To take your ideas to Policymakers, Join the Campaign of #PolicyPulse Write to

Be careful! Smoking may affect your job prospects too

Smokers earn considerably less than their non-smoker peers, says a research

Policy Pulse
Publish Date: Apr 12 2016 5:17PM | Updated Date: Apr 13 2016 11:59AM

Be careful! Smoking may affect your job prospects too

Young smokers please take note! Smokers face more problems in finding a new job and when they do find a job, they earn considerably less than their non-smoker peers, says a study.

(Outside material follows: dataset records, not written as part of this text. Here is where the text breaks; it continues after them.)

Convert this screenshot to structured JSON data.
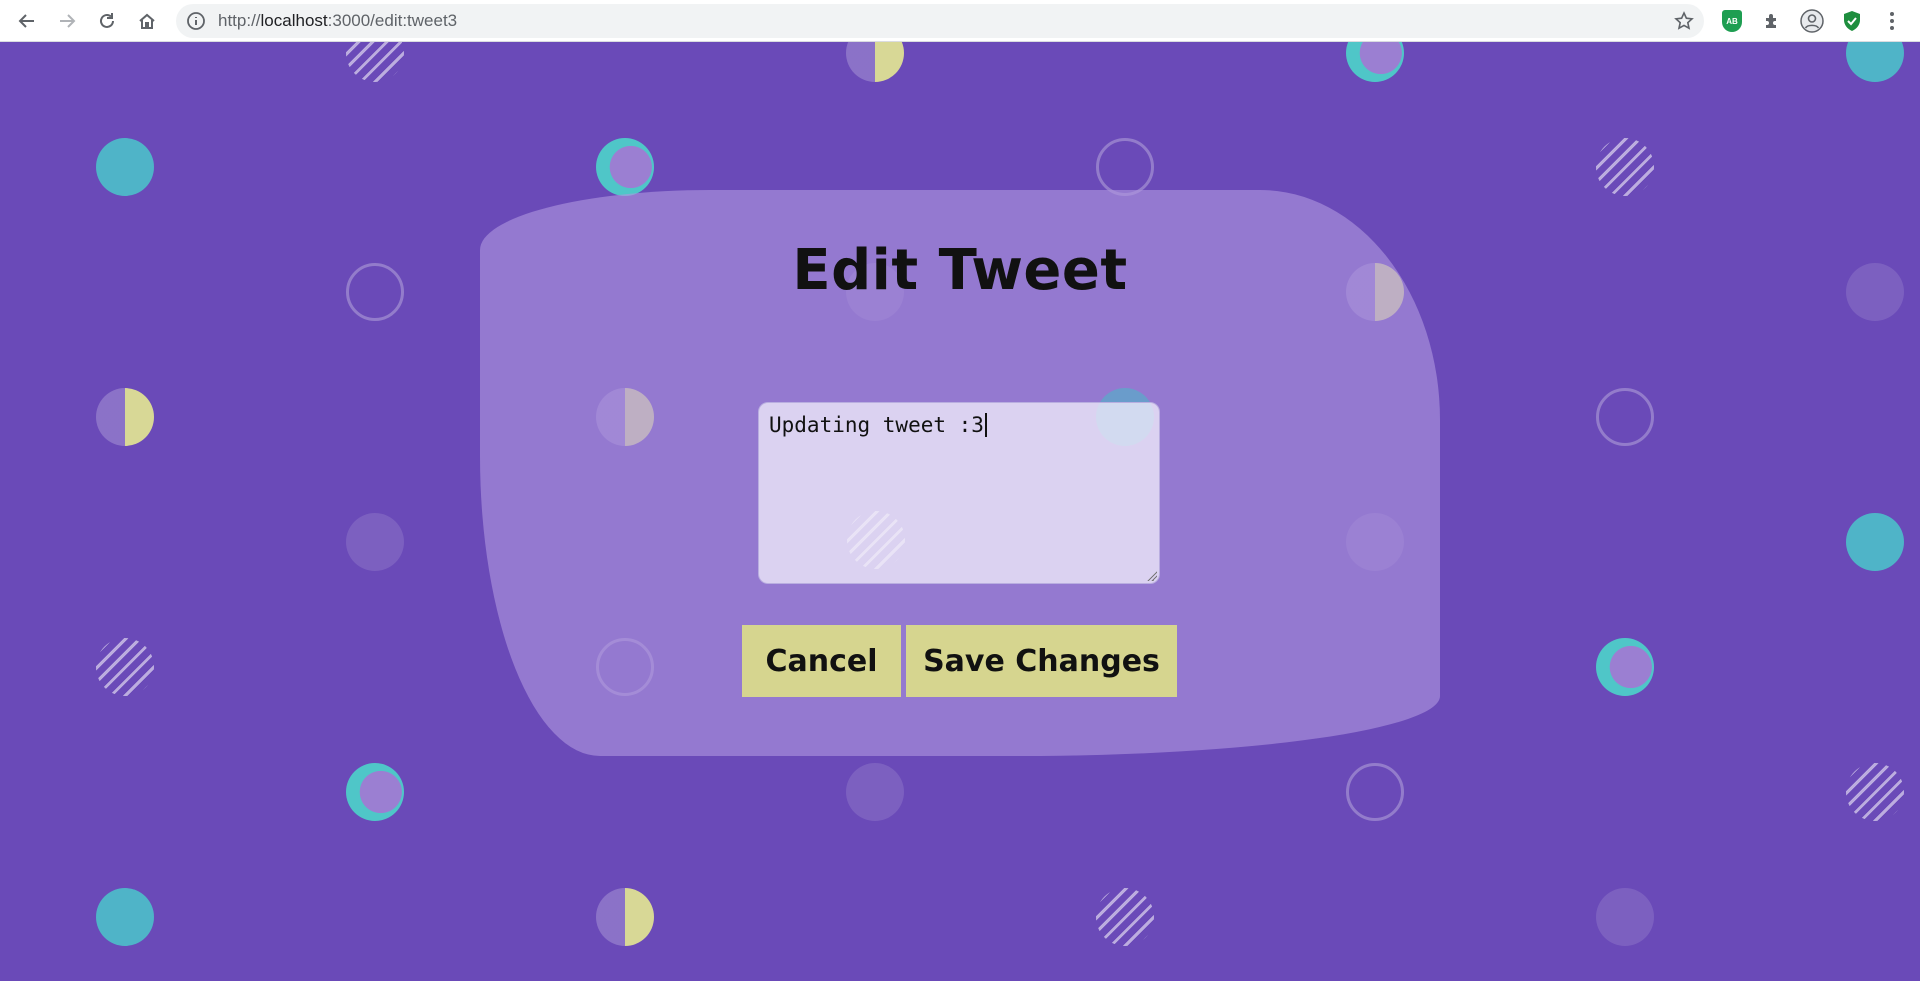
{
  "browser": {
    "url_scheme": "http://",
    "url_host": "localhost",
    "url_rest": ":3000/edit:tweet3",
    "extension_badge": "AB"
  },
  "page": {
    "title": "Edit Tweet",
    "tweet_text": "Updating tweet :3",
    "cancel_label": "Cancel",
    "save_label": "Save Changes"
  },
  "colors": {
    "background": "#6a4ab8",
    "card": "#ae96de",
    "button": "#d6d58f",
    "dot_teal": "#4fb4c8",
    "dot_yellow": "#d8d896"
  }
}
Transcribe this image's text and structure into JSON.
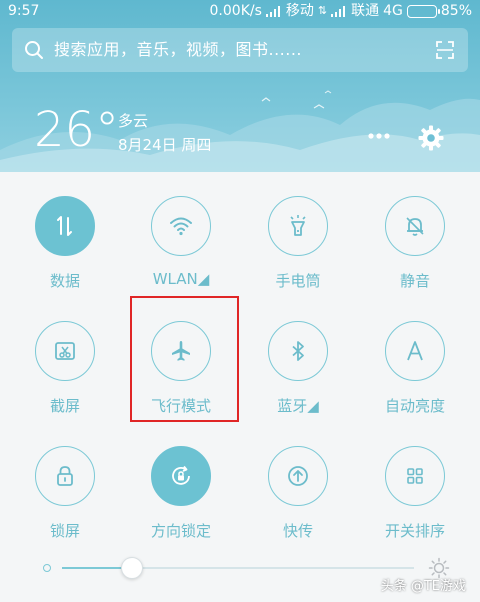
{
  "status_bar": {
    "time": "9:57",
    "speed": "0.00K/s",
    "carrier1": "移动",
    "carrier2": "联通",
    "network": "4G",
    "battery": "85%",
    "battery_level": 0.85
  },
  "search": {
    "placeholder": "搜索应用，音乐，视频，图书......"
  },
  "weather": {
    "temperature": "26°",
    "condition": "多云",
    "date": "8月24日 周四"
  },
  "toggles": [
    {
      "label": "数据",
      "icon": "data-arrows-icon",
      "active": true
    },
    {
      "label": "WLAN◢",
      "icon": "wifi-icon",
      "active": false
    },
    {
      "label": "手电筒",
      "icon": "flashlight-icon",
      "active": false
    },
    {
      "label": "静音",
      "icon": "bell-muted-icon",
      "active": false
    },
    {
      "label": "截屏",
      "icon": "screenshot-icon",
      "active": false
    },
    {
      "label": "飞行模式",
      "icon": "airplane-icon",
      "active": false
    },
    {
      "label": "蓝牙◢",
      "icon": "bluetooth-icon",
      "active": false
    },
    {
      "label": "自动亮度",
      "icon": "auto-brightness-icon",
      "active": false
    },
    {
      "label": "锁屏",
      "icon": "lock-icon",
      "active": false
    },
    {
      "label": "方向锁定",
      "icon": "rotation-lock-icon",
      "active": true
    },
    {
      "label": "快传",
      "icon": "quick-transfer-icon",
      "active": false
    },
    {
      "label": "开关排序",
      "icon": "grid-sort-icon",
      "active": false
    }
  ],
  "brightness": {
    "level": 0.2
  },
  "watermark": "头条 @TE游戏",
  "colors": {
    "accent": "#6cc2d2",
    "header": "#6fc0d5",
    "highlight": "#e02626"
  }
}
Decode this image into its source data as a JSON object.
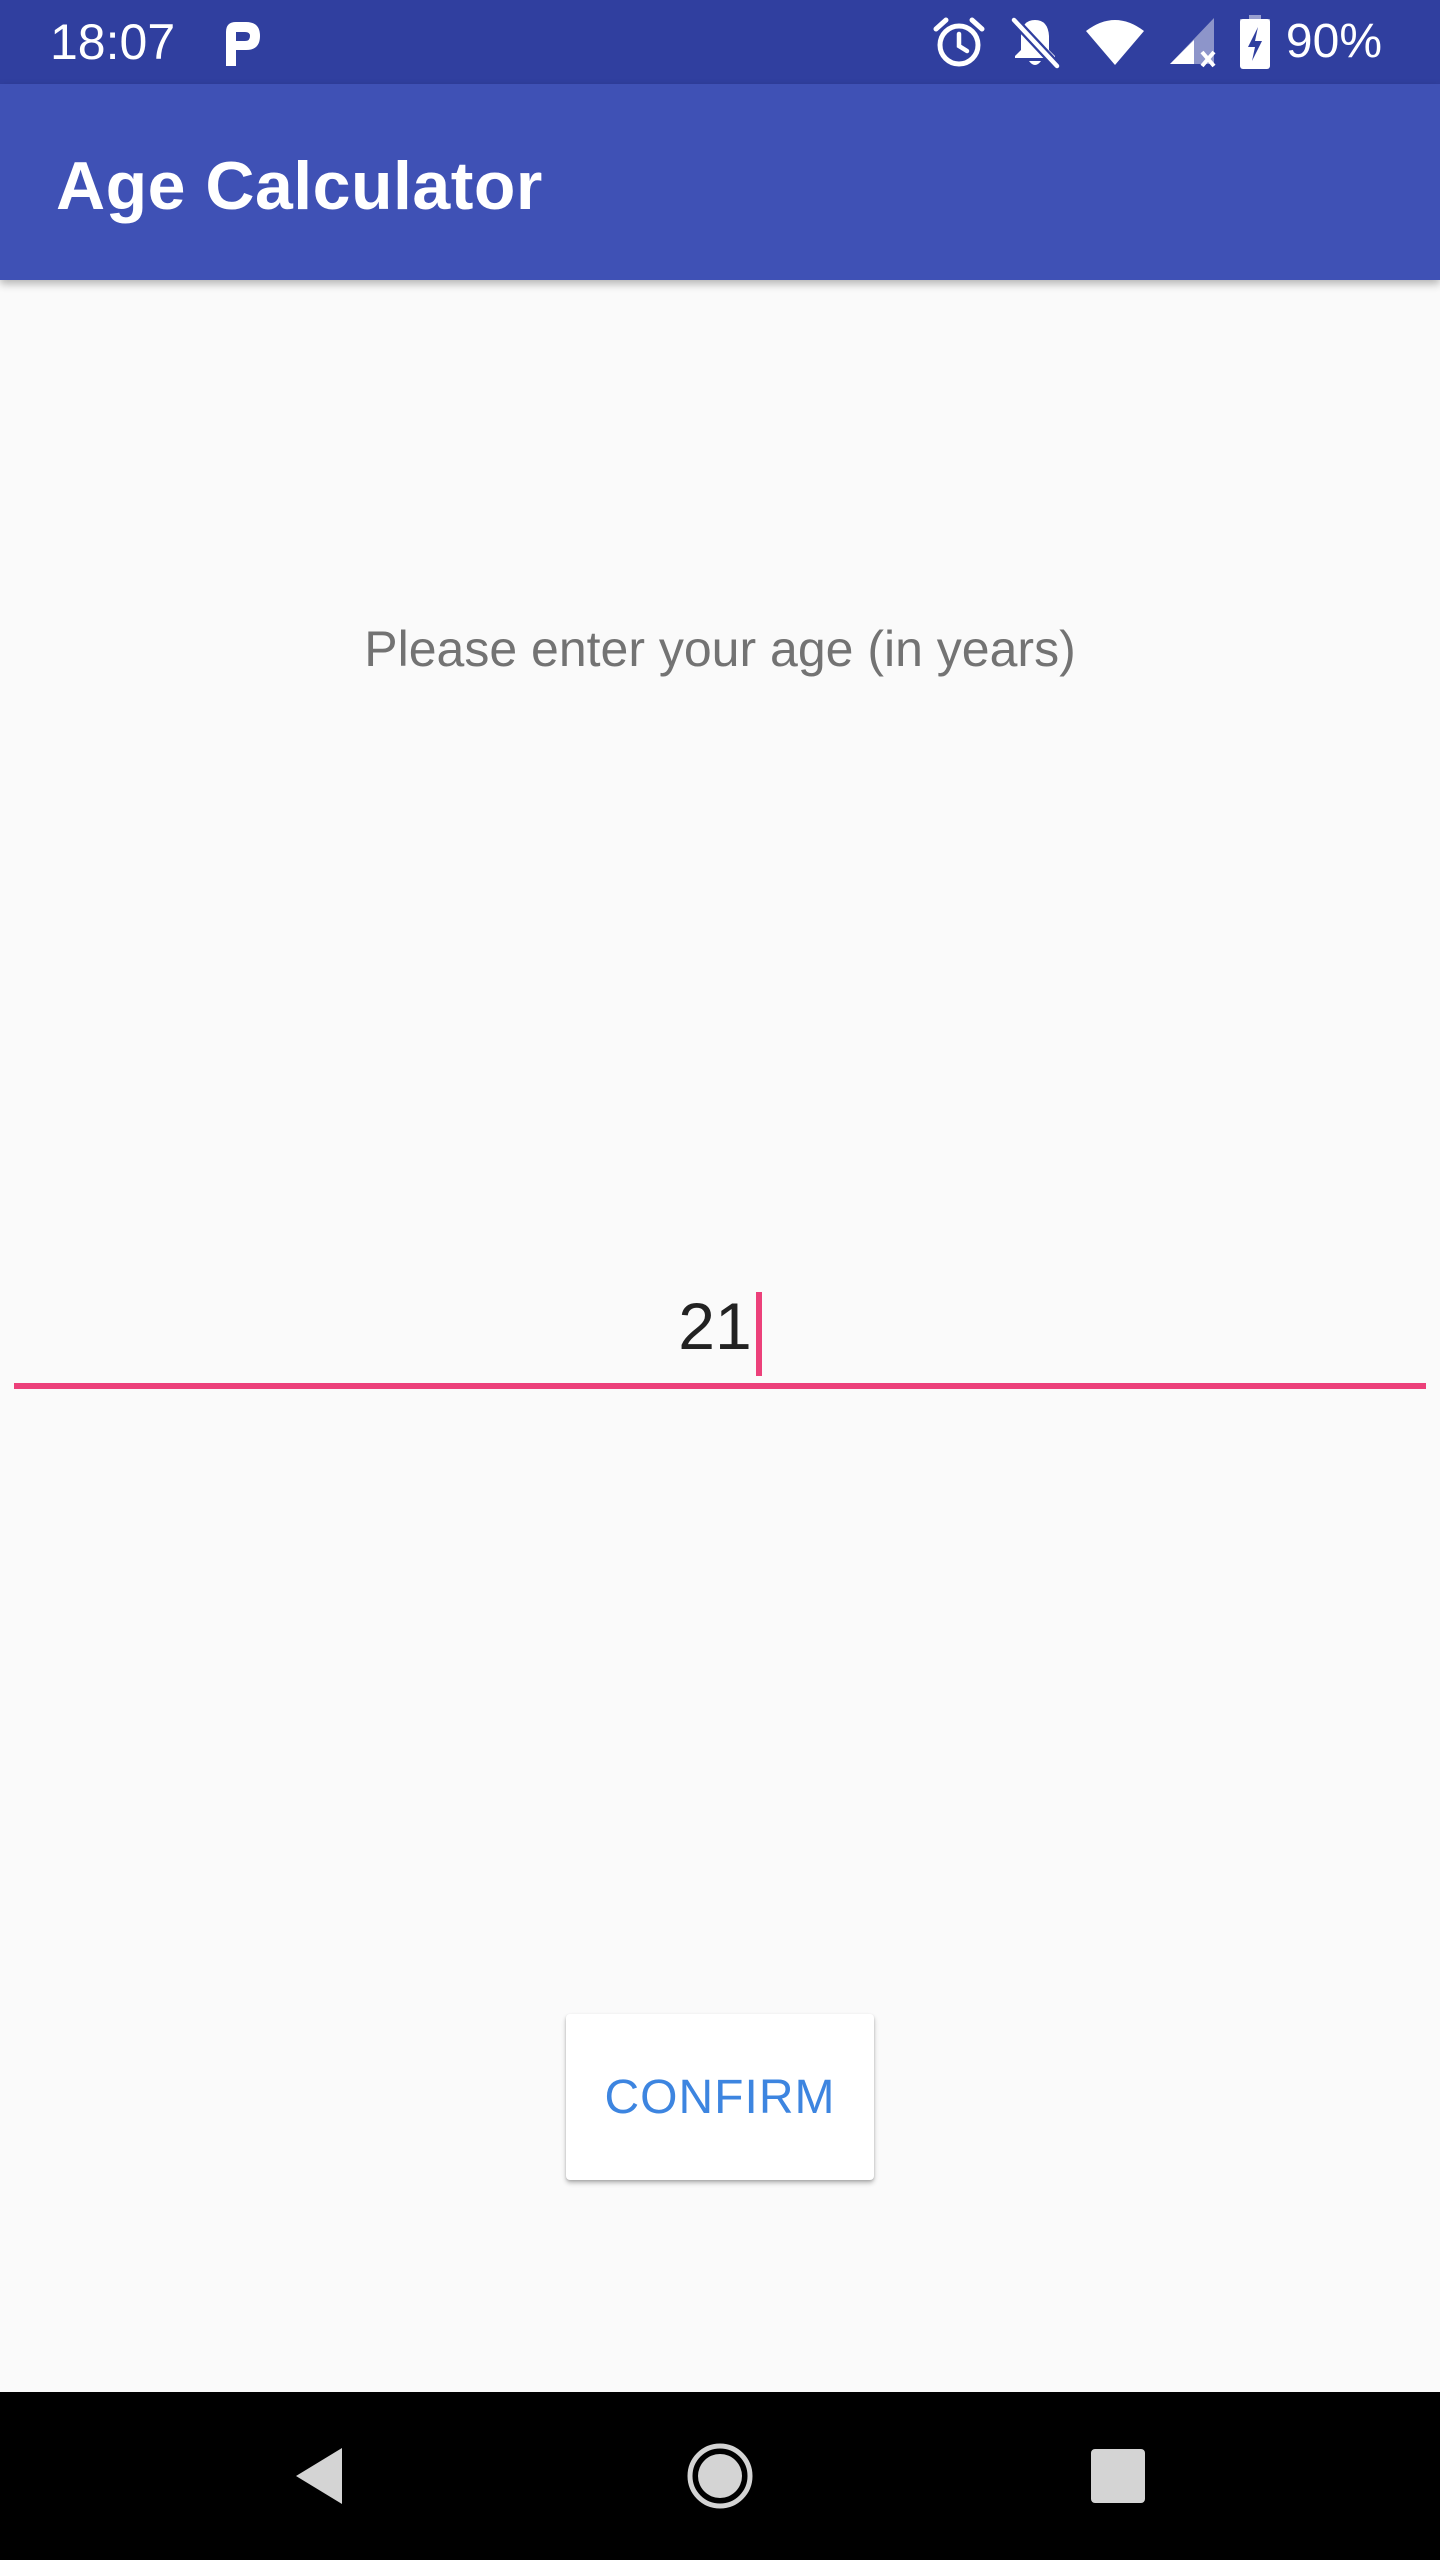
{
  "status_bar": {
    "time": "18:07",
    "battery_percent": "90%",
    "icons": [
      "parking-p-icon",
      "alarm-icon",
      "notifications-off-icon",
      "wifi-icon",
      "cell-signal-no-data-icon",
      "battery-charging-icon"
    ]
  },
  "app_bar": {
    "title": "Age Calculator"
  },
  "main": {
    "prompt": "Please enter your age (in years)",
    "age_input_value": "21",
    "confirm_label": "CONFIRM"
  },
  "nav_bar": {
    "icons": [
      "back-icon",
      "home-icon",
      "recents-icon"
    ]
  },
  "colors": {
    "status_bar": "#303f9f",
    "app_bar": "#3f51b5",
    "accent": "#ec407a",
    "button_text": "#3d85e0",
    "background": "#fafafa"
  }
}
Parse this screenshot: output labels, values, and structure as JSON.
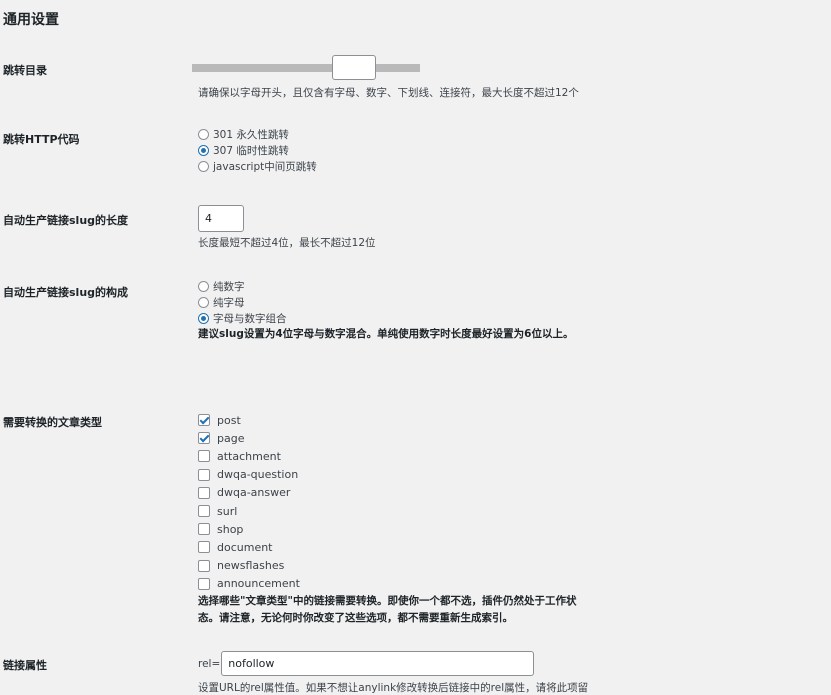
{
  "page_title": "通用设置",
  "redirect_dir": {
    "label": "跳转目录",
    "desc": "请确保以字母开头，且仅含有字母、数字、下划线、连接符，最大长度不超过12个"
  },
  "http_code": {
    "label": "跳转HTTP代码",
    "options": [
      {
        "label": "301 永久性跳转",
        "checked": false
      },
      {
        "label": "307 临时性跳转",
        "checked": true
      },
      {
        "label": "javascript中间页跳转",
        "checked": false
      }
    ]
  },
  "slug_length": {
    "label": "自动生产链接slug的长度",
    "value": "4",
    "desc": "长度最短不超过4位，最长不超过12位"
  },
  "slug_composition": {
    "label": "自动生产链接slug的构成",
    "options": [
      {
        "label": "纯数字",
        "checked": false
      },
      {
        "label": "纯字母",
        "checked": false
      },
      {
        "label": "字母与数字组合",
        "checked": true
      }
    ],
    "desc": "建议slug设置为4位字母与数字混合。单纯使用数字时长度最好设置为6位以上。"
  },
  "post_types": {
    "label": "需要转换的文章类型",
    "items": [
      {
        "label": "post",
        "checked": true
      },
      {
        "label": "page",
        "checked": true
      },
      {
        "label": "attachment",
        "checked": false
      },
      {
        "label": "dwqa-question",
        "checked": false
      },
      {
        "label": "dwqa-answer",
        "checked": false
      },
      {
        "label": "surl",
        "checked": false
      },
      {
        "label": "shop",
        "checked": false
      },
      {
        "label": "document",
        "checked": false
      },
      {
        "label": "newsflashes",
        "checked": false
      },
      {
        "label": "announcement",
        "checked": false
      }
    ],
    "desc_line1": "选择哪些\"文章类型\"中的链接需要转换。即使你一个都不选，插件仍然处于工作状",
    "desc_line2": "态。请注意，无论何时你改变了这些选项，都不需要重新生成索引。"
  },
  "link_attr": {
    "label": "链接属性",
    "prefix": "rel=",
    "value": "nofollow",
    "desc": "设置URL的rel属性值。如果不想让anylink修改转换后链接中的rel属性，请将此项留"
  }
}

Study showed that at 12 months, only 27 percent of smokers had found jobs compared with 56 percent of non-smokers. Among those who had found jobs by 12 months, smokers earned on average 5 US dollars less per hour than non-smokers.
"We found that smokers had a much harder time finding work than non-smokers," said lead study author Judith Prochaska from Stanford University Medical Center in the US.
Researchers surveyed 131 unemployed smokers and 120 unemployed non-smokers at the beginning of the study and then at six and 12 months. 
"The health harms of smoking have been established for decades and our study here provides insight into the financial harms of smoking both in terms of lower re-employment success and lower wages," Prochaska added in a paper published in the journal JAMA Internal Medicine.
They used survey questions and a breath test for carbon monoxide levels to classify job seekers into either daily smokers or non-smokers. 
Smokers were on average younger, less educated and in poorer health than non-smokers. 
"Such differences might influence job seekers' ability to find work," Prochaska stated.
After controlling for these variables, smokers still remained at a big disadvantage. After 12 months, the re-employment rate of smokers was 24 percent lower than that of non-smokers.
"We designed the analysis so that the smokers and non-smokers were as similar as possible in terms of the information we had on their employment records and prospects for employment at baseline," added co-author Michael Baiocchi.
Those who successfully quit smoking will have an easier time getting hired, the authors suggested.